I went to a reunion of a group of 30-somethings who had been the teenagers in the church where I had been the youth minister.  It was exhilarating and humbling to see these people after almost 20 years.  We had grown up together.  Though I was supposedly their “leader”, I was only a few years older than many of them.  We had come through four years of wonderful, joyful, confusing, and painful times together; they as junior high, high school, and college students, I as a recent seminary graduate.

When I was asked to say a few words at the Saturday evening gathering, I stood for several seconds looking out over the 75 or so gathered there, overwhelmed with the sight and unable to speak.  When I got my wits about me, I told them how much they had meant to me using an Old Testament metaphor.
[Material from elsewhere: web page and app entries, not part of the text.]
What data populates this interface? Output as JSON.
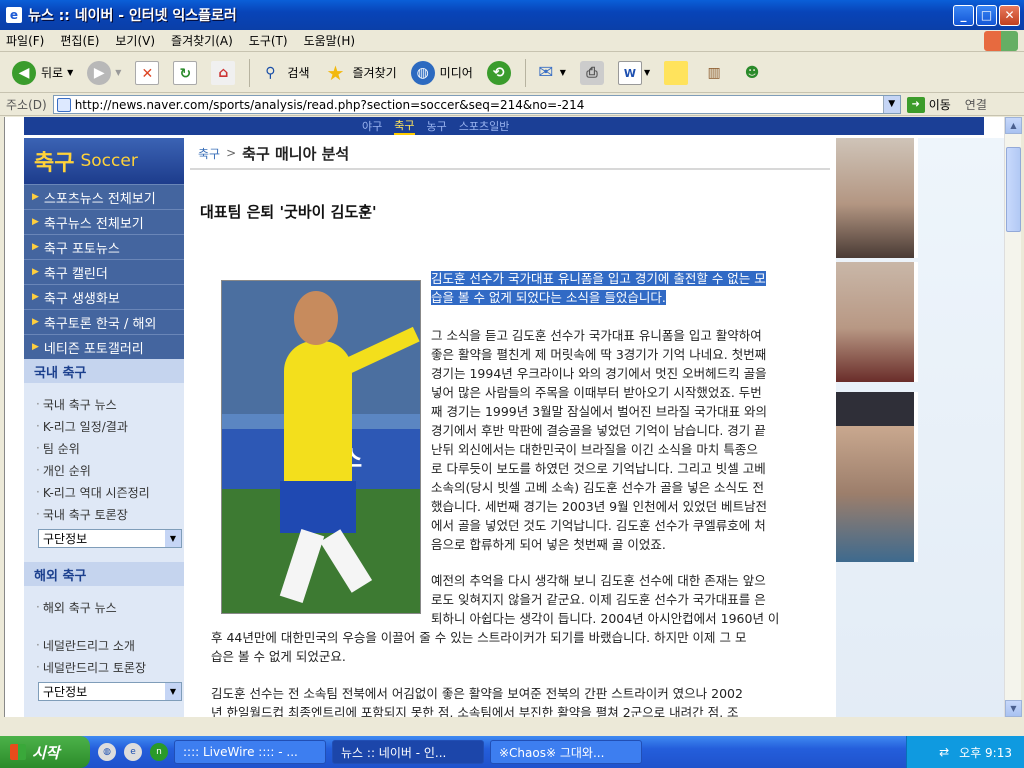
{
  "window": {
    "title": "뉴스 :: 네이버 - 인터넷 익스플로러"
  },
  "menu": [
    "파일(F)",
    "편집(E)",
    "보기(V)",
    "즐겨찾기(A)",
    "도구(T)",
    "도움말(H)"
  ],
  "toolbar": {
    "back": "뒤로",
    "search": "검색",
    "favorites": "즐겨찾기",
    "media": "미디어"
  },
  "address": {
    "label": "주소(D)",
    "url": "http://news.naver.com/sports/analysis/read.php?section=soccer&seq=214&no=-214",
    "go": "이동",
    "links": "연결"
  },
  "topnav": [
    "야구",
    "축구",
    "농구",
    "스포츠일반"
  ],
  "sidebar": {
    "title_kr": "축구",
    "title_en": "Soccer",
    "items": [
      "스포츠뉴스 전체보기",
      "축구뉴스 전체보기",
      "축구 포토뉴스",
      "축구 캘린더",
      "축구 생생화보",
      "축구토론 한국 / 해외",
      "네티즌 포토갤러리"
    ],
    "domestic": {
      "title": "국내 축구",
      "links": [
        "국내 축구 뉴스",
        "K-리그 일정/결과",
        "팀 순위",
        "개인 순위",
        "K-리그 역대 시즌정리",
        "국내 축구 토론장"
      ],
      "select": "구단정보"
    },
    "foreign": {
      "title": "해외 축구",
      "links": [
        "해외 축구 뉴스",
        "네덜란드리그 소개",
        "네덜란드리그 토론장"
      ],
      "select": "구단정보"
    }
  },
  "breadcrumb": {
    "section": "축구",
    "page": "축구 매니아 분석"
  },
  "article": {
    "headline": "대표팀 은퇴 '굿바이 김도훈'",
    "photo_text": "뉴스",
    "p1a": "김도훈 선수가 국가대표 유니폼을 입고 경기에 출전할 수 없는 모",
    "p1b": "습을 볼 수 없게 되었다는 소식을 들었습니다.",
    "p2": [
      "그 소식을 듣고 김도훈 선수가 국가대표 유니폼을 입고 활약하여",
      "좋은 활약을 펼친게 제 머릿속에 딱 3경기가 기억 나네요. 첫번째",
      "경기는 1994년 우크라이나 와의 경기에서 멋진 오버헤드킥 골을",
      "넣어 많은 사람들의 주목을 이때부터 받아오기 시작했었죠. 두번",
      "째 경기는 1999년 3월말 잠실에서 벌어진 브라질 국가대표 와의",
      "경기에서 후반 막판에 결승골을 넣었던 기억이 남습니다. 경기 끝",
      "난뒤 외신에서는 대한민국이 브라질을 이긴 소식을 마치 특종으",
      "로 다루듯이 보도를 하였던 것으로 기억납니다. 그리고 빗셀 고베",
      "소속의(당시 빗셀 고베 소속) 김도훈 선수가 골을 넣은 소식도 전",
      "했습니다. 세번째 경기는 2003년 9월 인천에서 있었던 베트남전",
      "에서 골을 넣었던 것도 기억납니다. 김도훈 선수가 쿠엘류호에 처",
      "음으로 합류하게 되어 넣은 첫번째 골 이었죠."
    ],
    "p3": [
      "예전의 추억을 다시 생각해 보니 김도훈 선수에 대한 존재는 앞으",
      "로도 잊혀지지 않을거 같군요. 이제 김도훈 선수가 국가대표를 은",
      "퇴하니 아쉽다는 생각이 듭니다. 2004년 아시안컵에서 1960년 이"
    ],
    "p3wide": [
      "후 44년만에 대한민국의 우승을 이끌어 줄 수 있는 스트라이커가 되기를 바랬습니다. 하지만 이제 그 모",
      "습은 볼 수 없게 되었군요."
    ],
    "p4": [
      "김도훈 선수는 전 소속팀 전북에서 어김없이 좋은 활약을 보여준 전북의 간판 스트라이커 였으나 2002",
      "년 한일월드컵 최종엔트리에 포함되지 못한 점, 소속팀에서 부진한 활약을 펼쳐 2군으로 내려간 점, 조"
    ]
  },
  "taskbar": {
    "start": "시작",
    "tasks": [
      ":::: LiveWire :::: - ...",
      "뉴스 :: 네이버 - 인...",
      "※Chaos※ 그대와..."
    ],
    "clock": "오후 9:13"
  }
}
There are many stories of people constructing altars to commemorate significant events.  Those altars were sometimes carefully constructed.  At other times they were simply rocks piled up.  Often the altars were anointed with oil or incense.  Sometimes animals were sacrificed.  Whatever was available was used to make the altar and the occasion special, memorable.  Sometimes those altars were built in the middle of the desert during the travels of some nomadic group such as the Children of Israel on their 40-year journey.  Often all that was left of their travel and their stay at a particular spot was the altar.  Years later, when another band of travelers ventured by, they would see the pile of rocks.  They might know what happened there.  They might not.  Legends may have grown out of some of those altars.  Regardless of what was not known, what was known was that something significant happened there.

I told this group of 30-something “kids” that in our time together, we were piling up rocks in each other’s lives.  We were constructing altars for each other.  Each of them had certainly contributed rocks to my altar I call “Woodlawn.”  The fact that each of them showed up was a clear sign that they each had their own altar that others in the room had helped them construct.
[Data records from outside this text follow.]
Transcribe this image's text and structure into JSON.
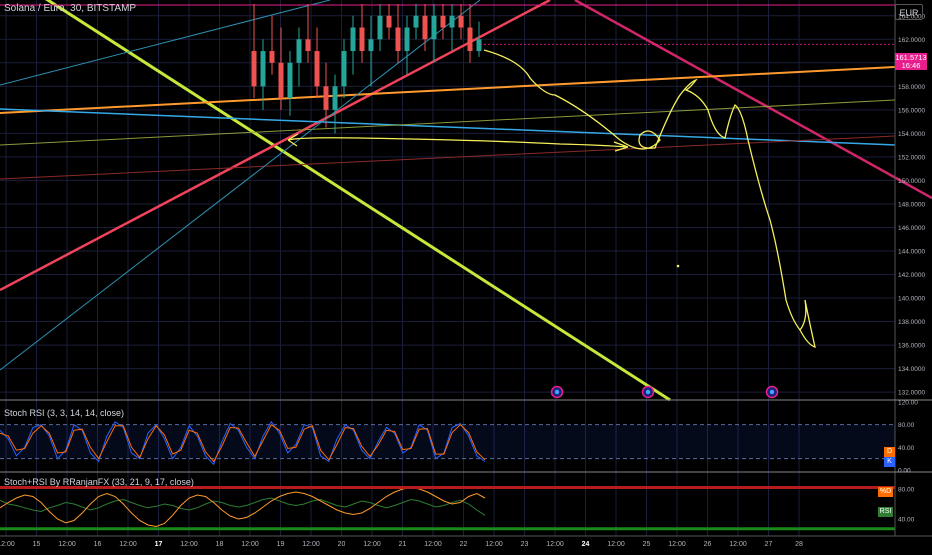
{
  "header": {
    "title": "Solana / Euro, 30, BITSTAMP",
    "currency": "EUR"
  },
  "last_price": {
    "price": "161.5713",
    "countdown": "16:46"
  },
  "colors": {
    "background": "#000000",
    "grid": "#1b1e3a",
    "up": "#26a69a",
    "down": "#ef5350",
    "price_tag": "#e91e8c"
  },
  "chart_data": [
    {
      "type": "candlestick",
      "title": "Solana / Euro, 30, BITSTAMP",
      "y_ticks": [
        "164.0000",
        "162.0000",
        "160.0000",
        "158.0000",
        "156.0000",
        "154.0000",
        "152.0000",
        "150.0000",
        "148.0000",
        "146.0000",
        "144.0000",
        "142.0000",
        "140.0000",
        "138.0000",
        "136.0000",
        "134.0000",
        "132.0000"
      ],
      "ylim": [
        131.5,
        165
      ],
      "x_ticks": [
        "12:00",
        "15",
        "12:00",
        "16",
        "12:00",
        "17",
        "12:00",
        "18",
        "12:00",
        "19",
        "12:00",
        "20",
        "12:00",
        "21",
        "12:00",
        "22",
        "12:00",
        "23",
        "12:00",
        "24",
        "12:00",
        "25",
        "12:00",
        "26",
        "12:00",
        "27",
        "28"
      ],
      "x_ticks_bold": [
        "17",
        "24"
      ],
      "grid": true,
      "candles": [
        {
          "o": 161,
          "h": 165,
          "l": 157,
          "c": 158
        },
        {
          "o": 158,
          "h": 162,
          "l": 156,
          "c": 161
        },
        {
          "o": 161,
          "h": 164,
          "l": 159,
          "c": 160
        },
        {
          "o": 160,
          "h": 163,
          "l": 156,
          "c": 157
        },
        {
          "o": 157,
          "h": 161,
          "l": 155.5,
          "c": 160
        },
        {
          "o": 160,
          "h": 163,
          "l": 158,
          "c": 162
        },
        {
          "o": 162,
          "h": 165,
          "l": 160,
          "c": 161
        },
        {
          "o": 161,
          "h": 163,
          "l": 157,
          "c": 158
        },
        {
          "o": 158,
          "h": 160,
          "l": 154.5,
          "c": 156
        },
        {
          "o": 156,
          "h": 159,
          "l": 154,
          "c": 158
        },
        {
          "o": 158,
          "h": 162,
          "l": 157,
          "c": 161
        },
        {
          "o": 161,
          "h": 164,
          "l": 159,
          "c": 163
        },
        {
          "o": 163,
          "h": 165,
          "l": 160,
          "c": 161
        },
        {
          "o": 161,
          "h": 164,
          "l": 158,
          "c": 162
        },
        {
          "o": 162,
          "h": 165,
          "l": 161,
          "c": 164
        },
        {
          "o": 164,
          "h": 165,
          "l": 162,
          "c": 163
        },
        {
          "o": 163,
          "h": 165,
          "l": 160,
          "c": 161
        },
        {
          "o": 161,
          "h": 164,
          "l": 159,
          "c": 163
        },
        {
          "o": 163,
          "h": 165,
          "l": 162,
          "c": 164
        },
        {
          "o": 164,
          "h": 165,
          "l": 161,
          "c": 162
        },
        {
          "o": 162,
          "h": 165,
          "l": 160,
          "c": 164
        },
        {
          "o": 164,
          "h": 165,
          "l": 162,
          "c": 163
        },
        {
          "o": 163,
          "h": 165,
          "l": 161,
          "c": 164
        },
        {
          "o": 164,
          "h": 165,
          "l": 162,
          "c": 163
        },
        {
          "o": 163,
          "h": 165,
          "l": 160,
          "c": 161
        },
        {
          "o": 161,
          "h": 163.5,
          "l": 160.5,
          "c": 162
        }
      ],
      "drawings": [
        {
          "name": "support-line-lime",
          "color": "#c6e83a",
          "width": 3,
          "from": [
            -30,
            -50
          ],
          "to": [
            670,
            400
          ]
        },
        {
          "name": "trend-line-red-rising",
          "color": "#f0435b",
          "width": 2.5,
          "from": [
            0,
            290
          ],
          "to": [
            550,
            0
          ]
        },
        {
          "name": "trend-line-crimson-falling",
          "color": "#d1256a",
          "width": 2.5,
          "from": [
            575,
            0
          ],
          "to": [
            932,
            198
          ]
        },
        {
          "name": "trend-line-orange",
          "color": "#ff9a2e",
          "width": 2,
          "from": [
            0,
            113
          ],
          "to": [
            895,
            67
          ]
        },
        {
          "name": "trend-line-cyan",
          "color": "#35a9e8",
          "width": 1.5,
          "from": [
            0,
            109
          ],
          "to": [
            895,
            145
          ]
        },
        {
          "name": "trend-line-olive",
          "color": "#8a9a3a",
          "width": 1,
          "from": [
            0,
            145
          ],
          "to": [
            895,
            100
          ]
        },
        {
          "name": "trend-line-maroon",
          "color": "#8a2a2a",
          "width": 1,
          "from": [
            0,
            179
          ],
          "to": [
            895,
            136
          ]
        },
        {
          "name": "channel-line-teal-1",
          "color": "#2f8fb0",
          "width": 1,
          "from": [
            0,
            85
          ],
          "to": [
            330,
            0
          ]
        },
        {
          "name": "channel-line-teal-2",
          "color": "#2f8fb0",
          "width": 1,
          "from": [
            0,
            370
          ],
          "to": [
            480,
            0
          ]
        },
        {
          "name": "resistance-line-magenta",
          "color": "#e91e8c",
          "width": 1,
          "from": [
            0,
            5
          ],
          "to": [
            895,
            5
          ]
        }
      ],
      "markers": [
        557,
        648,
        772
      ]
    },
    {
      "type": "line",
      "title": "Stoch RSI (3, 3, 14, 14, close)",
      "y_ticks": [
        "120.00",
        "80.00",
        "40.00",
        "0.00"
      ],
      "ylim": [
        0,
        120
      ],
      "bands": [
        20,
        80
      ],
      "series": [
        {
          "color": "#2962ff",
          "values": [
            70,
            55,
            25,
            40,
            75,
            80,
            60,
            20,
            35,
            80,
            70,
            30,
            15,
            60,
            85,
            75,
            30,
            20,
            65,
            80,
            55,
            20,
            40,
            78,
            60,
            25,
            10,
            50,
            82,
            70,
            40,
            20,
            60,
            85,
            65,
            30,
            45,
            80,
            75,
            25,
            15,
            55,
            80,
            70,
            35,
            20,
            50,
            75,
            65,
            30,
            40,
            80,
            70,
            20,
            30,
            75,
            82,
            60,
            25,
            15
          ]
        },
        {
          "color": "#ff6d00",
          "values": [
            65,
            60,
            35,
            38,
            65,
            78,
            65,
            30,
            32,
            70,
            72,
            40,
            20,
            50,
            78,
            78,
            40,
            22,
            55,
            78,
            62,
            28,
            35,
            70,
            65,
            32,
            15,
            42,
            75,
            74,
            48,
            24,
            52,
            80,
            70,
            38,
            40,
            72,
            78,
            35,
            18,
            45,
            75,
            73,
            42,
            24,
            44,
            70,
            68,
            36,
            38,
            72,
            73,
            28,
            28,
            66,
            80,
            66,
            32,
            18
          ]
        }
      ],
      "legend": [
        "D",
        "K"
      ]
    },
    {
      "type": "line",
      "title": "Stoch+RSI By RRanjanFX (33, 21, 9, 17, close)",
      "y_ticks": [
        "80.00",
        "40.00"
      ],
      "ylim": [
        20,
        100
      ],
      "bands": [
        27,
        82
      ],
      "series": [
        {
          "color": "#2e7d32",
          "values": [
            65,
            60,
            58,
            55,
            52,
            50,
            55,
            58,
            62,
            60,
            56,
            52,
            55,
            60,
            64,
            66,
            62,
            58,
            55,
            57,
            60,
            58,
            54,
            52,
            55,
            60,
            64,
            62,
            58,
            56,
            58,
            62,
            66,
            68,
            64,
            60,
            58,
            60,
            64,
            66,
            62,
            58,
            56,
            60,
            64,
            62,
            58,
            55,
            58,
            62,
            66,
            64,
            60,
            56,
            58,
            62,
            65,
            60,
            52,
            45
          ]
        },
        {
          "color": "#ff9a2e",
          "values": [
            55,
            62,
            68,
            72,
            70,
            62,
            50,
            40,
            35,
            38,
            48,
            60,
            70,
            74,
            70,
            60,
            48,
            38,
            32,
            30,
            34,
            45,
            58,
            68,
            72,
            70,
            62,
            52,
            44,
            40,
            42,
            48,
            56,
            64,
            70,
            74,
            76,
            74,
            70,
            64,
            58,
            52,
            48,
            46,
            48,
            54,
            62,
            70,
            76,
            80,
            82,
            80,
            76,
            70,
            64,
            60,
            62,
            70,
            74,
            68
          ]
        }
      ],
      "legend": [
        "%D",
        "RSI"
      ]
    }
  ]
}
Whether or not we remember the details or even the specific people, each of us has had others at work in our lives.  Each of us is the beneficiary of the efforts of others who simply did their job to contribute rocks to our altar.  And our task is to make sure we are doing the same for others.  By showing up when we know we are needed, even if we don’t know what to say or do.  By providing a shoulder to lean on or cry on even when we feel inadequate or scared.  By challenging or confronting when we know that being nice would be easier but less compassionate.  By simply letting the person know you are there and they are not alone.
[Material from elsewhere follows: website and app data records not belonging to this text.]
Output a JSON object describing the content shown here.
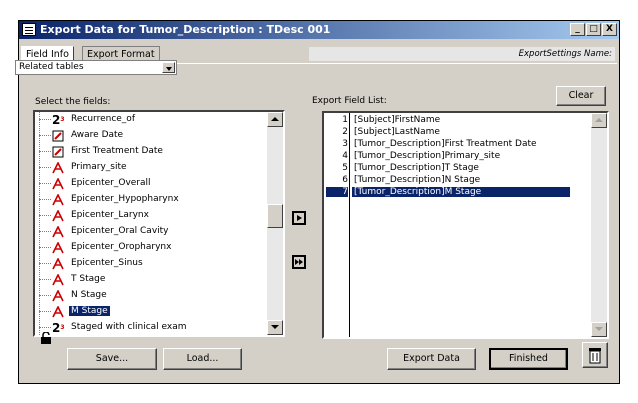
{
  "window": {
    "title": "Export Data for Tumor_Description : TDesc 001",
    "controls": [
      "_",
      "□",
      "X"
    ]
  },
  "tabs": [
    {
      "label": "Field Info",
      "active": true
    },
    {
      "label": "Export Format",
      "active": false
    }
  ],
  "settings_label": "ExportSettings Name:",
  "left": {
    "dropdown_value": "Related tables",
    "select_label": "Select the fields:",
    "fields": [
      {
        "label": "Recurrence_of",
        "icon": "numeric-icon",
        "selected": false
      },
      {
        "label": "Aware Date",
        "icon": "date-icon",
        "selected": false
      },
      {
        "label": "First Treatment Date",
        "icon": "date-icon",
        "selected": false
      },
      {
        "label": "Primary_site",
        "icon": "text-icon",
        "selected": false
      },
      {
        "label": "Epicenter_Overall",
        "icon": "text-icon",
        "selected": false
      },
      {
        "label": "Epicenter_Hypopharynx",
        "icon": "text-icon",
        "selected": false
      },
      {
        "label": "Epicenter_Larynx",
        "icon": "text-icon",
        "selected": false
      },
      {
        "label": "Epicenter_Oral Cavity",
        "icon": "text-icon",
        "selected": false
      },
      {
        "label": "Epicenter_Oropharynx",
        "icon": "text-icon",
        "selected": false
      },
      {
        "label": "Epicenter_Sinus",
        "icon": "text-icon",
        "selected": false
      },
      {
        "label": "T Stage",
        "icon": "text-icon",
        "selected": false
      },
      {
        "label": "N Stage",
        "icon": "text-icon",
        "selected": false
      },
      {
        "label": "M Stage",
        "icon": "text-icon",
        "selected": true
      },
      {
        "label": "Staged with clinical exam",
        "icon": "numeric-icon",
        "selected": false
      }
    ]
  },
  "right": {
    "label": "Export Field List:",
    "clear_label": "Clear",
    "items": [
      {
        "num": "1",
        "label": "[Subject]FirstName",
        "selected": false
      },
      {
        "num": "2",
        "label": "[Subject]LastName",
        "selected": false
      },
      {
        "num": "3",
        "label": "[Tumor_Description]First Treatment Date",
        "selected": false
      },
      {
        "num": "4",
        "label": "[Tumor_Description]Primary_site",
        "selected": false
      },
      {
        "num": "5",
        "label": "[Tumor_Description]T Stage",
        "selected": false
      },
      {
        "num": "6",
        "label": "[Tumor_Description]N Stage",
        "selected": false
      },
      {
        "num": "7",
        "label": "[Tumor_Description]M Stage",
        "selected": true
      }
    ]
  },
  "footer": {
    "save_label": "Save...",
    "load_label": "Load...",
    "export_label": "Export Data",
    "finished_label": "Finished"
  }
}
Our paths have altars along the way, landmarks in the middle of nowhere, made possible by others.  I can look back on those altars and be reminded that something important happened then and there, and I’m a different person because of it.